I was pleased to be able to visit the Influence and Intimacy exhibition during the Alec Soth OCA study visit in January. The posters and press ads of ‘Iago’ and Viriginia Woolf’s mother had caught my eye long ago and it was a treat to be able to immerse in this properly.
Julia Margaret Cameron (1815-79), as the show blurb tells us, used technical limitations and faults to harness the photograph’s power. She aimed to make pleasing pictures “to startle the eye with wonder and delight”.
It is strange that even though I only became aware of this photographer less than a year ago, her work already looks clichéd to me. It may just be that it is so distinctive. Much of the work draws on the pictorial language of Renaissance and pre-Raphaelite art, which is like a sugary snack – immediately appealing but quickly becomes too much to stomach. One can only be bothered with a small number of adorable cupids and angels.
Cameron is generally considered to be one of the pioneers of photography in the sense that she helped to establish it as an art form. We discover that the painter GF Watts encouraged Cameron to “view herself not merely as a copyist of reality but as an artist harnessing photography’s expressive power.”
The exhibition made reference to the fact that there was a suggestion at the time of Cameron having a congenital problem with her eyesight leading to the lack of focus but this idea seems to have been largely dismissed. Luckily, despite much criticism at the time, she carried on regardless: “What is focus and who has the right to say what focus is legitimate focus?”
There is a marked difference to the look and feel of this show, compared with Soth’s Gathered Leaves in the rooms next door. This is much more traditional and reference-heavy. The captions by the images are much longer and include more technical detail. The vitrines feature equipment and historical documents. There is no unfolding narrative, no direction to consume the images in a particular order.
The subtext, as – it seems – always, with Cameron is defensive. A justification for why she really IS important and remarkable and contextualization to ensure we fully understand how ground-breaking this work was at the time. As Patricia Holland observes, Cameron “embraced and transcended Victorian romanticism”. 
On one level the style is quite appealing to me. I like the dreaminess, the textures, the flaws. Many of the images are calm, serene and sunny; some are melancholic. Cameron certainly had an eye for the right models. Her upper middle-class circle also assisted as she was acquainted with many well-known artists, writers and intellectuals such Darwin, John Herschel and Tennyson. The placid, sculptural faces stare back at us or look away from the camera to allow us to admire their gentle poses. The photographer’s niece, who is the subject of her “favourite picture ever”, holds our gaze with an intensity which would have been extremely rare in 1867 by contemporary standards. The captions explain that these images “subvert the stereo-typical representation of women in the Victorian period”.
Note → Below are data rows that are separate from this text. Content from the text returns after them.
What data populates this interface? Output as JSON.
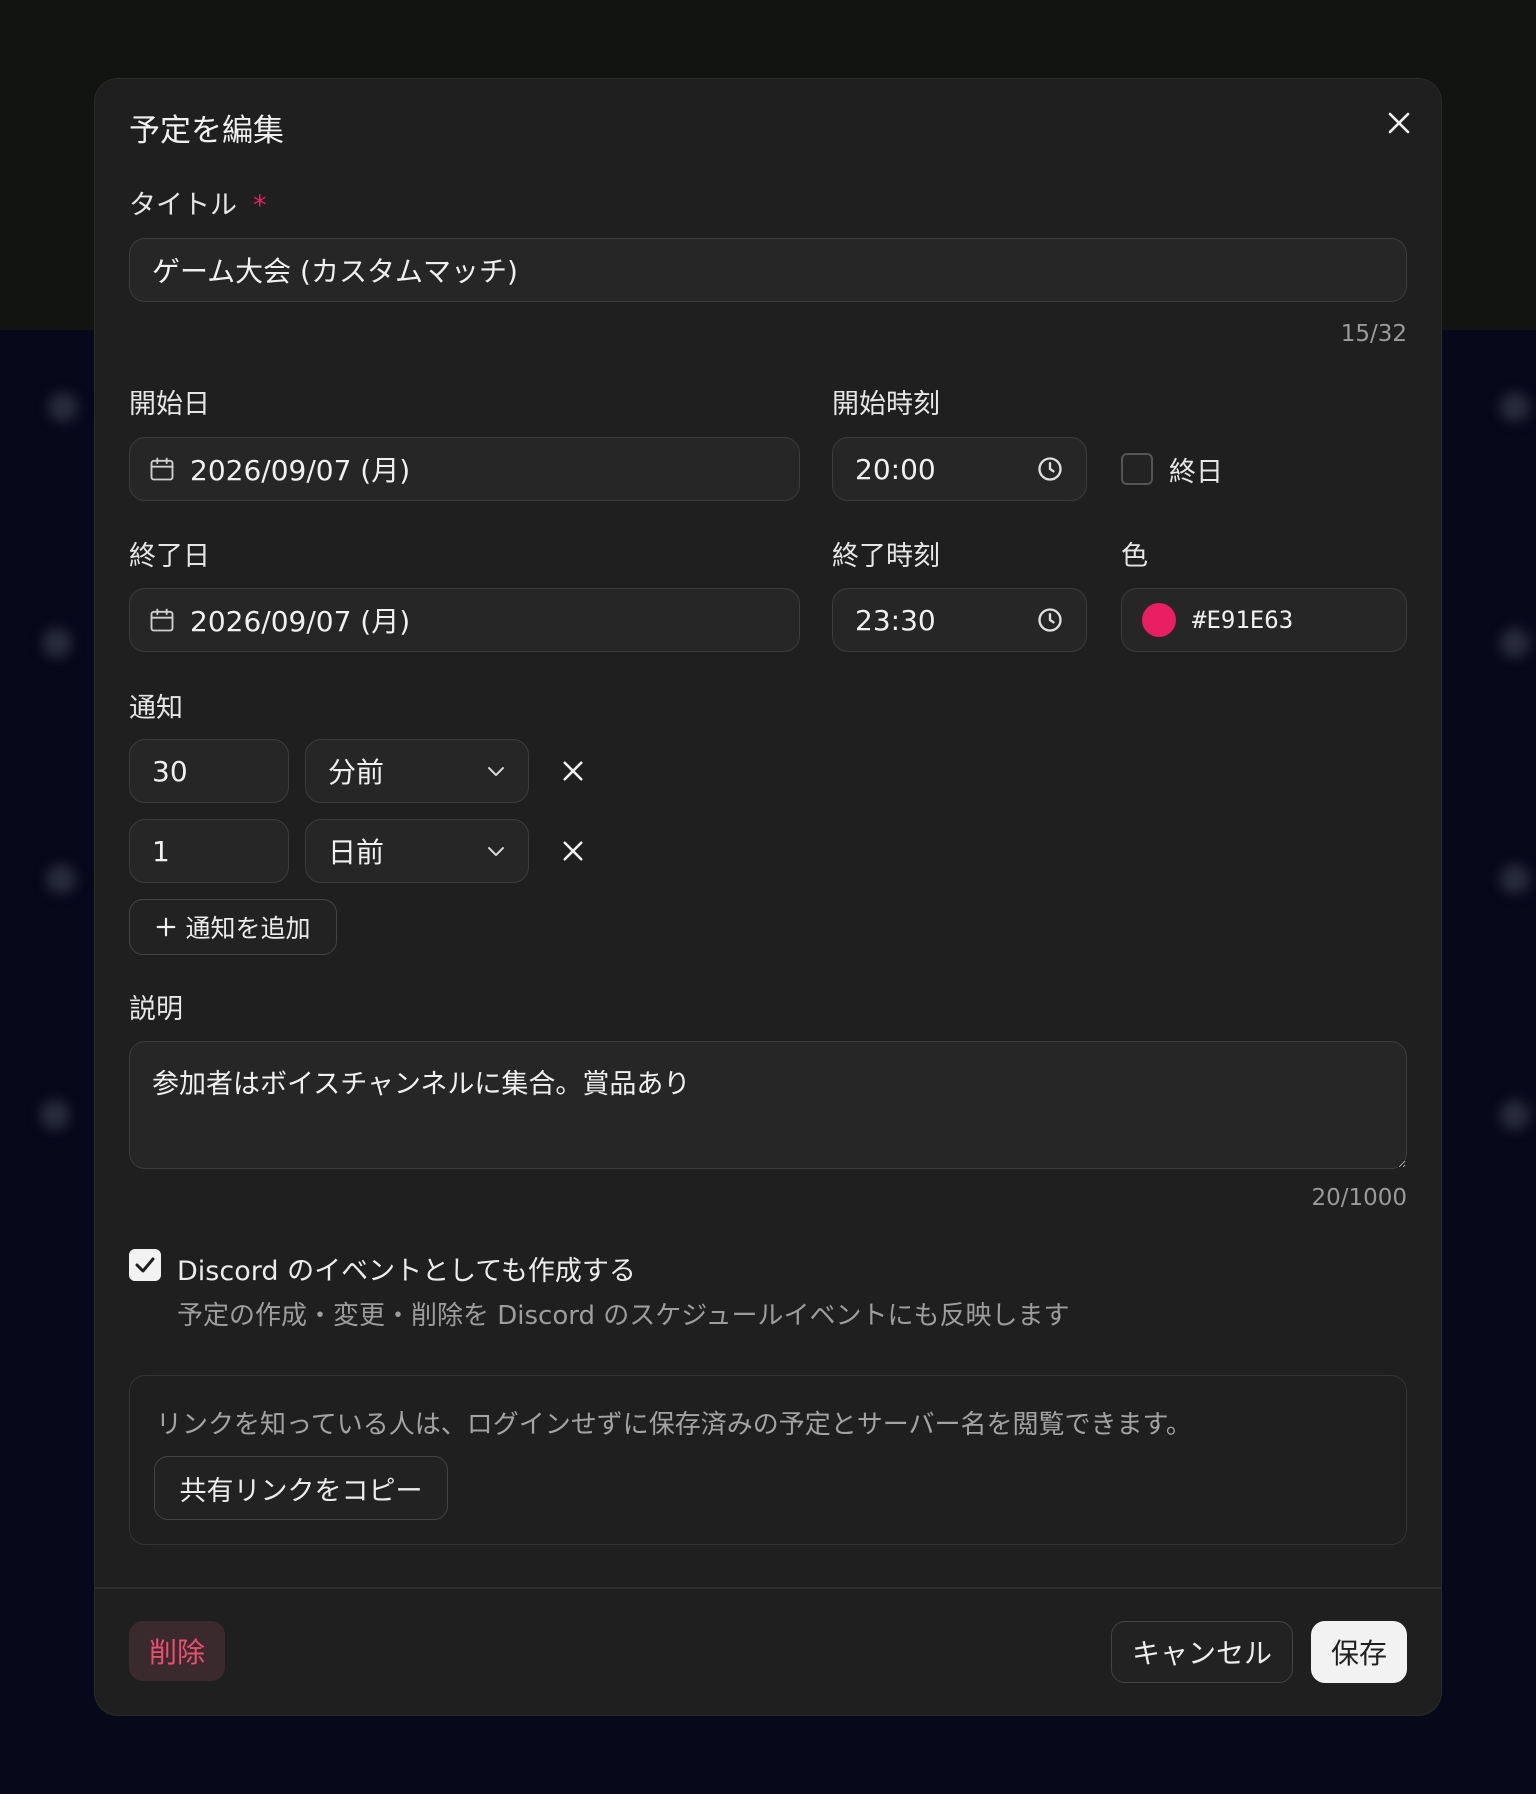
{
  "modal": {
    "title": "予定を編集"
  },
  "title_field": {
    "label": "タイトル",
    "required_mark": "*",
    "value": "ゲーム大会 (カスタムマッチ)",
    "counter": "15/32"
  },
  "start": {
    "date_label": "開始日",
    "date_value": "2026/09/07 (月)",
    "time_label": "開始時刻",
    "time_value": "20:00",
    "all_day_label": "終日"
  },
  "end": {
    "date_label": "終了日",
    "date_value": "2026/09/07 (月)",
    "time_label": "終了時刻",
    "time_value": "23:30"
  },
  "color": {
    "label": "色",
    "value": "#E91E63",
    "swatch": "#E91E63"
  },
  "notifications": {
    "label": "通知",
    "items": [
      {
        "amount": "30",
        "unit": "分前"
      },
      {
        "amount": "1",
        "unit": "日前"
      }
    ],
    "add_label": "通知を追加"
  },
  "description": {
    "label": "説明",
    "value": "参加者はボイスチャンネルに集合。賞品あり",
    "counter": "20/1000"
  },
  "discord": {
    "checked": true,
    "label": "Discord のイベントとしても作成する",
    "helper": "予定の作成・変更・削除を Discord のスケジュールイベントにも反映します"
  },
  "share": {
    "note": "リンクを知っている人は、ログインせずに保存済みの予定とサーバー名を閲覧できます。",
    "copy_label": "共有リンクをコピー"
  },
  "footer": {
    "delete_label": "削除",
    "cancel_label": "キャンセル",
    "save_label": "保存"
  },
  "colors": {
    "accent": "#E91E63",
    "modal_bg": "#1F1F1F"
  }
}
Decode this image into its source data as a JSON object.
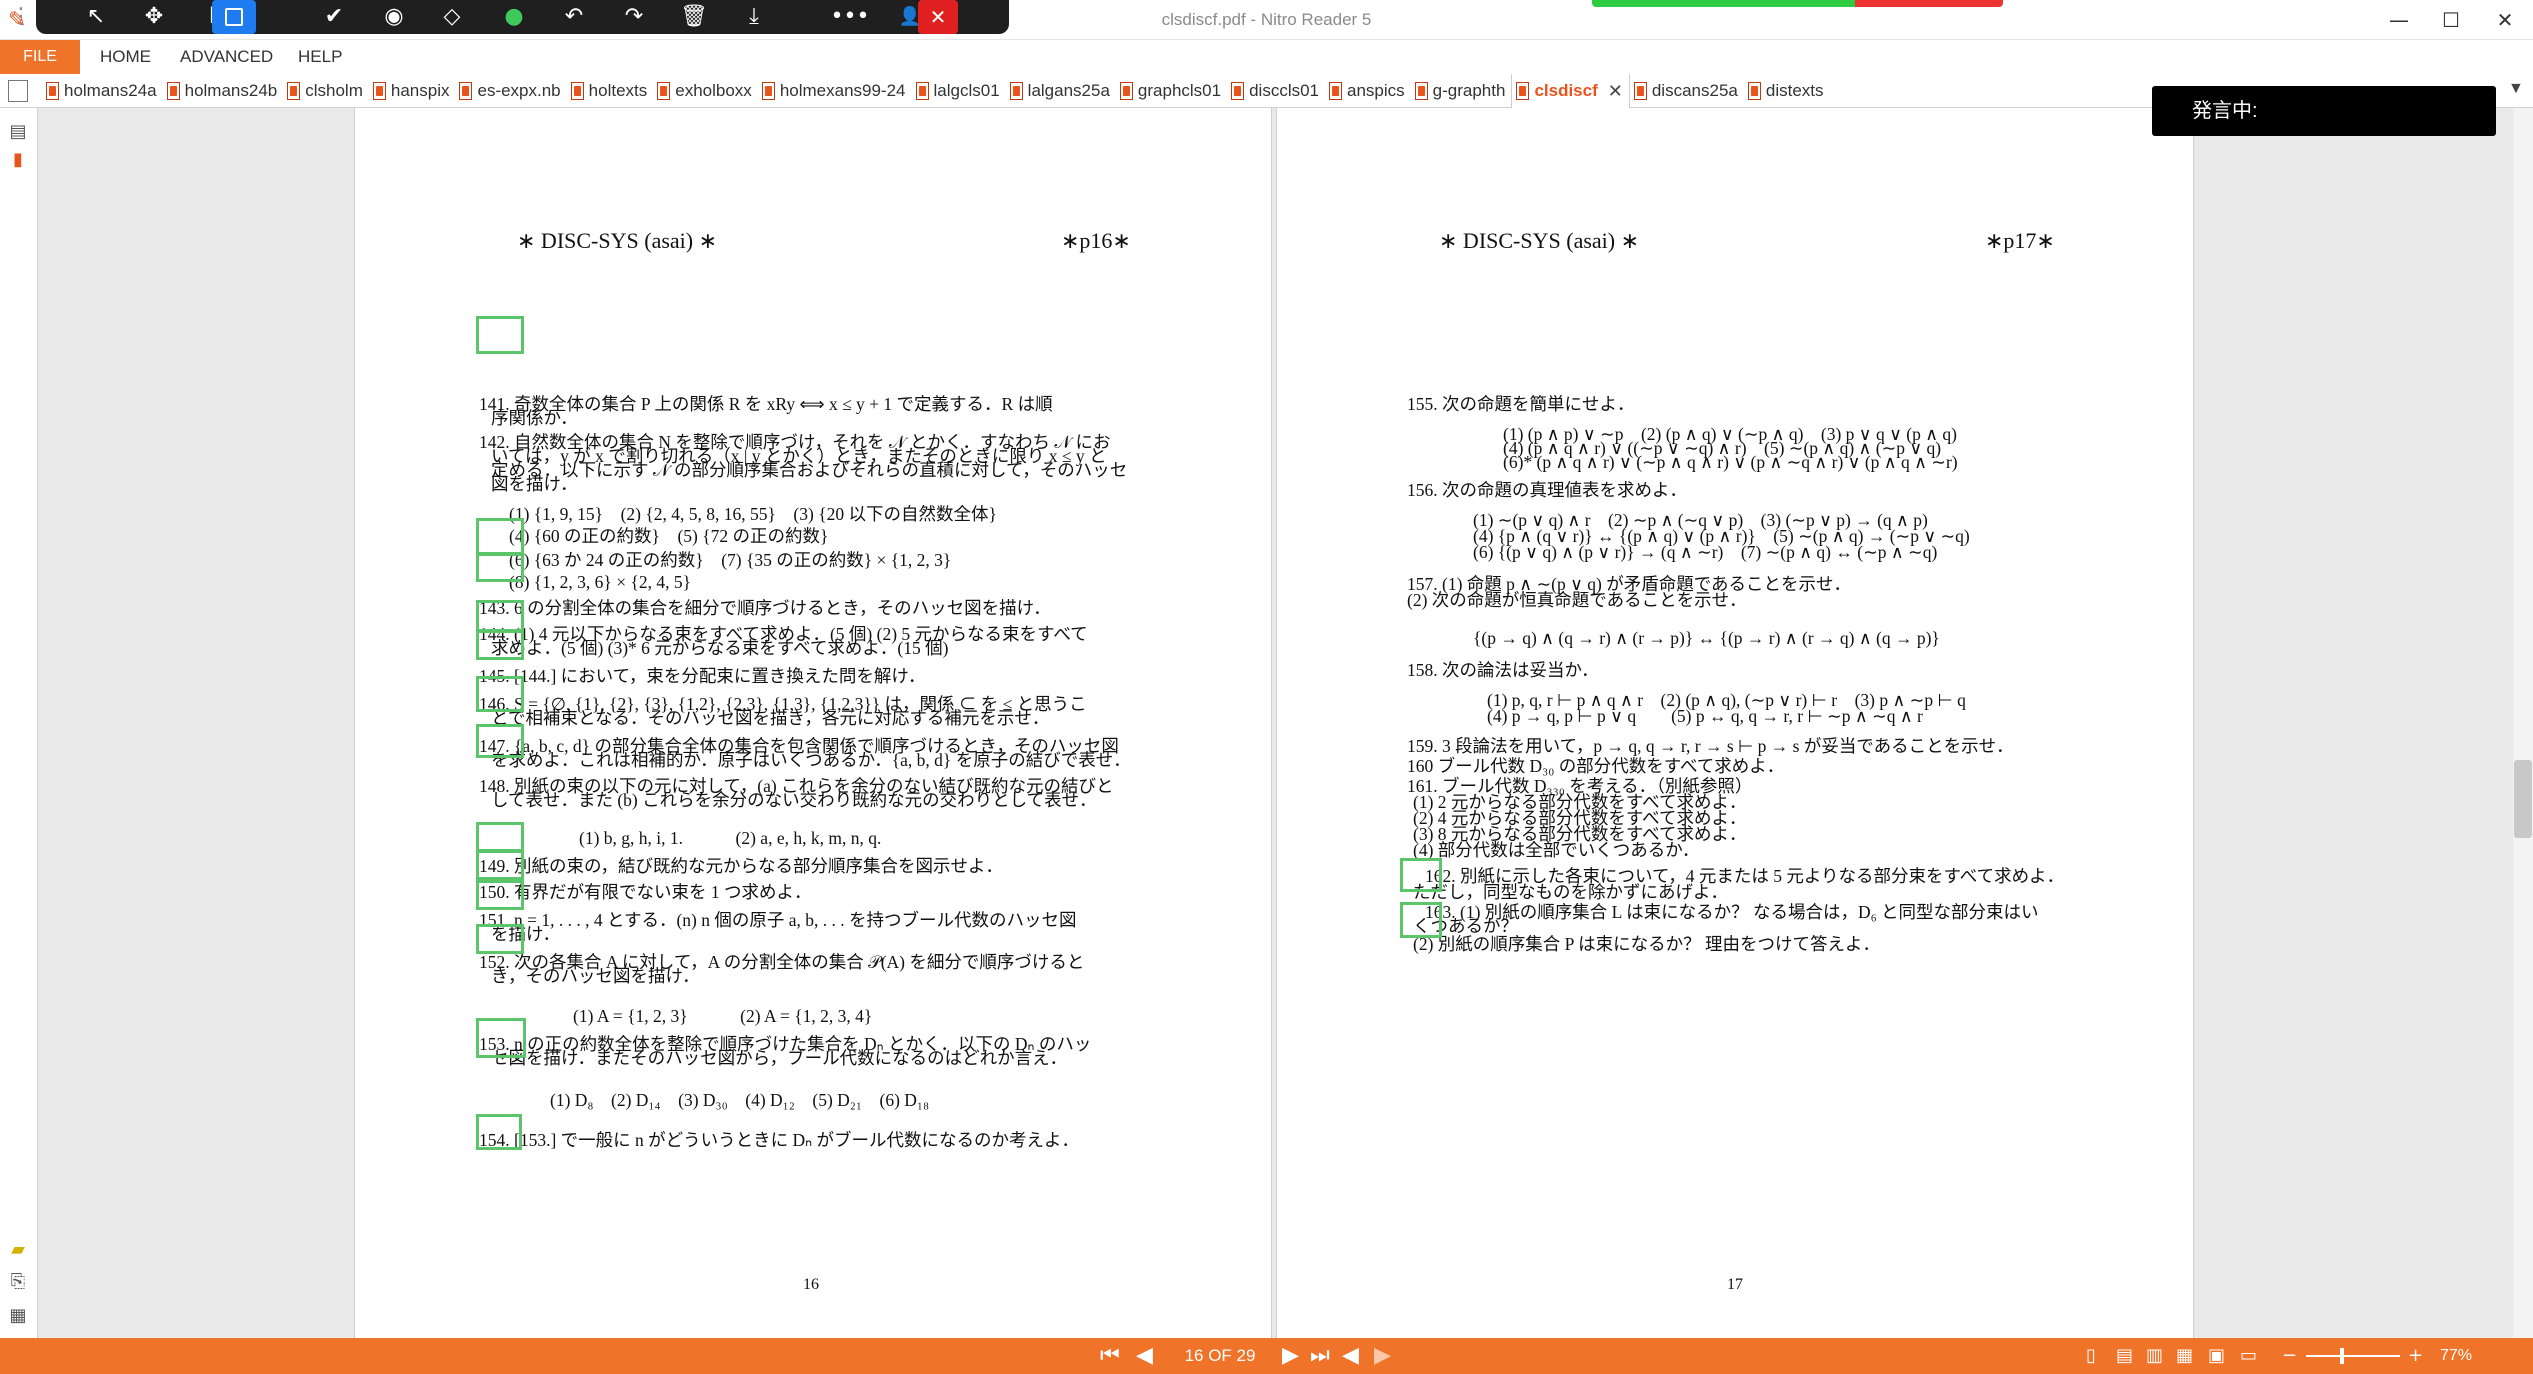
{
  "window": {
    "title": "clsdiscf.pdf - Nitro Reader 5",
    "minimize": "—",
    "maximize": "☐",
    "close": "✕"
  },
  "menu": {
    "file": "FILE",
    "home": "HOME",
    "advanced": "ADVANCED",
    "help": "HELP"
  },
  "tabs": [
    {
      "label": "holmans24a"
    },
    {
      "label": "holmans24b"
    },
    {
      "label": "clsholm"
    },
    {
      "label": "hanspix"
    },
    {
      "label": "es-expx.nb"
    },
    {
      "label": "holtexts"
    },
    {
      "label": "exholboxx"
    },
    {
      "label": "holmexans99-24"
    },
    {
      "label": "lalgcls01"
    },
    {
      "label": "lalgans25a"
    },
    {
      "label": "graphcls01"
    },
    {
      "label": "disccls01"
    },
    {
      "label": "anspics"
    },
    {
      "label": "g-graphth"
    },
    {
      "label": "clsdiscf",
      "active": true
    },
    {
      "label": "discans25a"
    },
    {
      "label": "distexts"
    }
  ],
  "overlay": {
    "speaking": "発言中:"
  },
  "left_page": {
    "header_left": "∗ DISC-SYS (asai) ∗",
    "header_right": "∗p16∗",
    "footer": "16",
    "lines": [
      "141. 奇数全体の集合 P 上の関係 R を xRy ⟺ x ≤ y + 1 で定義する．R は順",
      "序関係か．",
      "142. 自然数全体の集合 N を整除で順序づけ，それを 𝒩 とかく．すなわち 𝒩 にお",
      "いては，y が x で割り切れる（x | y とかく）とき，またそのときに限り x ≤ y と",
      "定める．以下に示す 𝒩 の部分順序集合およびそれらの直積に対して，そのハッセ",
      "図を描け．",
      "(1) {1, 9, 15}　(2) {2, 4, 5, 8, 16, 55}　(3) {20 以下の自然数全体}",
      "(4) {60 の正の約数}　(5) {72 の正の約数}",
      "(6) {63 か 24 の正の約数}　(7) {35 の正の約数} × {1, 2, 3}",
      "(8) {1, 2, 3, 6} × {2, 4, 5}",
      "143. 6 の分割全体の集合を細分で順序づけるとき，そのハッセ図を描け．",
      "144. (1) 4 元以下からなる束をすべて求めよ．(5 個) (2) 5 元からなる束をすべて",
      "求めよ．(5 個) (3)* 6 元からなる束をすべて求めよ．(15 個)",
      "145. [144.] において，束を分配束に置き換えた問を解け．",
      "146. S = {∅, {1}, {2}, {3}, {1,2}, {2,3}, {1,3}, {1,2,3}} は，関係 ⊂ を ≤ と思うこ",
      "とで相補束となる．そのハッセ図を描き，各元に対応する補元を示せ．",
      "147. {a, b, c, d} の部分集合全体の集合を包含関係で順序づけるとき，そのハッセ図",
      "を求めよ．これは相補的か．原子はいくつあるか．{a, b, d} を原子の結びで表せ．",
      "148. 別紙の束の以下の元に対して，(a) これらを余分のない結び既約な元の結びと",
      "して表せ．また (b) これらを余分のない交わり既約な元の交わりとして表せ．",
      "(1) b, g, h, i, 1.　　　(2) a, e, h, k, m, n, q.",
      "149. 別紙の束の，結び既約な元からなる部分順序集合を図示せよ．",
      "150. 有界だが有限でない束を 1 つ求めよ．",
      "151. n = 1, . . . , 4 とする．(n) n 個の原子 a, b, . . . を持つブール代数のハッセ図",
      "を描け．",
      "152. 次の各集合 A に対して，A の分割全体の集合 𝒫(A) を細分で順序づけると",
      "き，そのハッセ図を描け．",
      "(1) A = {1, 2, 3}　　　(2) A = {1, 2, 3, 4}",
      "153. n の正の約数全体を整除で順序づけた集合を Dₙ とかく．以下の Dₙ のハッ",
      "セ図を描け．またそのハッセ図から，ブール代数になるのはどれか言え．",
      "(1) D₈　(2) D₁₄　(3) D₃₀　(4) D₁₂　(5) D₂₁　(6) D₁₈",
      "154. [153.] で一般に n がどういうときに Dₙ がブール代数になるのか考えよ．"
    ]
  },
  "right_page": {
    "header_left": "∗ DISC-SYS (asai) ∗",
    "header_right": "∗p17∗",
    "footer": "17",
    "lines": [
      "155. 次の命題を簡単にせよ．",
      "(1) (p ∧ p) ∨ ∼p　(2) (p ∧ q) ∨ (∼p ∧ q)　(3) p ∨ q ∨ (p ∧ q)",
      "(4) (p ∧ q ∧ r) ∨ ((∼p ∨ ∼q) ∧ r)　(5) ∼(p ∧ q) ∧ (∼p ∨ q)",
      "(6)* (p ∧ q ∧ r) ∨ (∼p ∧ q ∧ r) ∨ (p ∧ ∼q ∧ r) ∨ (p ∧ q ∧ ∼r)",
      "156. 次の命題の真理値表を求めよ．",
      "(1) ∼(p ∨ q) ∧ r　(2) ∼p ∧ (∼q ∨ p)　(3) (∼p ∨ p) → (q ∧ p)",
      "(4) {p ∧ (q ∨ r)} ↔ {(p ∧ q) ∨ (p ∧ r)}　(5) ∼(p ∧ q) → (∼p ∨ ∼q)",
      "(6) {(p ∨ q) ∧ (p ∨ r)} → (q ∧ ∼r)　(7) ∼(p ∧ q) ↔ (∼p ∧ ∼q)",
      "157. (1) 命題 p ∧ ∼(p ∨ q) が矛盾命題であることを示せ．",
      "(2) 次の命題が恒真命題であることを示せ．",
      "{(p → q) ∧ (q → r) ∧ (r → p)} ↔ {(p → r) ∧ (r → q) ∧ (q → p)}",
      "158. 次の論法は妥当か．",
      "(1) p, q, r ⊢ p ∧ q ∧ r　(2) (p ∧ q), (∼p ∨ r) ⊢ r　(3) p ∧ ∼p ⊢ q",
      "(4) p → q, p ⊢ p ∨ q　　(5) p ↔ q, q → r, r ⊢ ∼p ∧ ∼q ∧ r",
      "159. 3 段論法を用いて，p → q, q → r, r → s ⊢ p → s が妥当であることを示せ．",
      "160 ブール代数 D₃₀ の部分代数をすべて求めよ．",
      "161. ブール代数 D₃₃₀ を考える．（別紙参照）",
      "(1) 2 元からなる部分代数をすべて求めよ．",
      "(2) 4 元からなる部分代数をすべて求めよ．",
      "(3) 8 元からなる部分代数をすべて求めよ．",
      "(4) 部分代数は全部でいくつあるか．",
      "162. 別紙に示した各束について，4 元または 5 元よりなる部分束をすべて求めよ．",
      "ただし，同型なものを除かずにあげよ．",
      "163. (1) 別紙の順序集合 L は束になるか？ なる場合は，D₆ と同型な部分束はい",
      "くつあるか？",
      "(2) 別紙の順序集合 P は束になるか？ 理由をつけて答えよ．"
    ]
  },
  "navigation": {
    "page_indicator": "16 OF 29",
    "zoom": "77%"
  }
}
Graham Clarke explores this aspect further, talking about the codes affecting how and what is being photographed during the early days of portrait photography and marked differences between how Cameron depicts men and women. 
I will be looking at this in much more depth as the course continues.
These are, no doubt, excellent portraits and they have a timelessness which suggests to me that she achieved her goal of revealing “the greatness of the inner and as well as the features of the outer man” (and woman).
I am still somewhat confused as to why Julia Margaret Cameron is described in the Gesture and Meaning course notes as a social documentary photographer. Almost all of the books I have read group her with Henry Peach Robinson, Lady Clementina Hawarden and Oscar Rejlander, firmly rooted in pictorialism and, largely, privileged amateurs.
Perhaps it will all become clear as my journey continues.
- Wells, L (2009). Photography: A Critical Introduction (Fourth Edition). London: Routledge. (p.134)
- Clarke, G (1997). The Photograph. Oxford University Press. (p.105)